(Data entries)
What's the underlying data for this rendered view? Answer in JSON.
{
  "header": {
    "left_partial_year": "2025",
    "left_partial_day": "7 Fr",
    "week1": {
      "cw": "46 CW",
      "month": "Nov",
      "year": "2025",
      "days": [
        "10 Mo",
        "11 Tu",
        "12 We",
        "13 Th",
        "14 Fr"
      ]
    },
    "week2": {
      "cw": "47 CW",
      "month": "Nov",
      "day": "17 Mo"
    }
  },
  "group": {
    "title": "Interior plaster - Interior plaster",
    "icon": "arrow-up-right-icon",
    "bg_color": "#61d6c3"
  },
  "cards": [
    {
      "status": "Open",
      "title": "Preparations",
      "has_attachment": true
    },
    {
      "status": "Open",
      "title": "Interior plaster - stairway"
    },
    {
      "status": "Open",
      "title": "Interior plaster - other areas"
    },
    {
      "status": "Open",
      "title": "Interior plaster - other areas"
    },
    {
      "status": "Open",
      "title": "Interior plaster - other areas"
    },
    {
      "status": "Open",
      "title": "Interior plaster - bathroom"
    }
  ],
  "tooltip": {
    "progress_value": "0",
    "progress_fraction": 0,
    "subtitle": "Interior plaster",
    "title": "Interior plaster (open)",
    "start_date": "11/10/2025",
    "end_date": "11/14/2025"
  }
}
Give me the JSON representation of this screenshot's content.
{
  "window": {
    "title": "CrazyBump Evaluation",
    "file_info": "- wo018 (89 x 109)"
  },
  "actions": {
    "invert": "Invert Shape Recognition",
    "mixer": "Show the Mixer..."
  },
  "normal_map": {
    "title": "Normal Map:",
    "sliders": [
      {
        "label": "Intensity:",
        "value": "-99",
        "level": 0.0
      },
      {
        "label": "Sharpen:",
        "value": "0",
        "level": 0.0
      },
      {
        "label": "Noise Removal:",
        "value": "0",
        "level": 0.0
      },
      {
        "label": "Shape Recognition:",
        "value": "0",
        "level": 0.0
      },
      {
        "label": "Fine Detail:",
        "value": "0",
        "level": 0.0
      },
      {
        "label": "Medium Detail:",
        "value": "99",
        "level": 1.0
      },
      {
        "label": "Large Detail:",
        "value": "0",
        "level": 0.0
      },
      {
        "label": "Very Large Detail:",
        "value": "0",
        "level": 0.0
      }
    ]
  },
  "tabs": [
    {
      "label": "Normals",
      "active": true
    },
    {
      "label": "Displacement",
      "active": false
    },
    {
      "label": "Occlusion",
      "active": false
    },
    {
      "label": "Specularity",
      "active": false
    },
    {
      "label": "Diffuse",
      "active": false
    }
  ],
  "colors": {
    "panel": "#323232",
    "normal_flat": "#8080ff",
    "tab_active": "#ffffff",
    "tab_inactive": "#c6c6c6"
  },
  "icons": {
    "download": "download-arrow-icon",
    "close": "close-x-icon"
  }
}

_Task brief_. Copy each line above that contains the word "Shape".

_Finished exercise_.
    "invert": "Invert Shape Recognition",
        "label": "Shape Recognition:",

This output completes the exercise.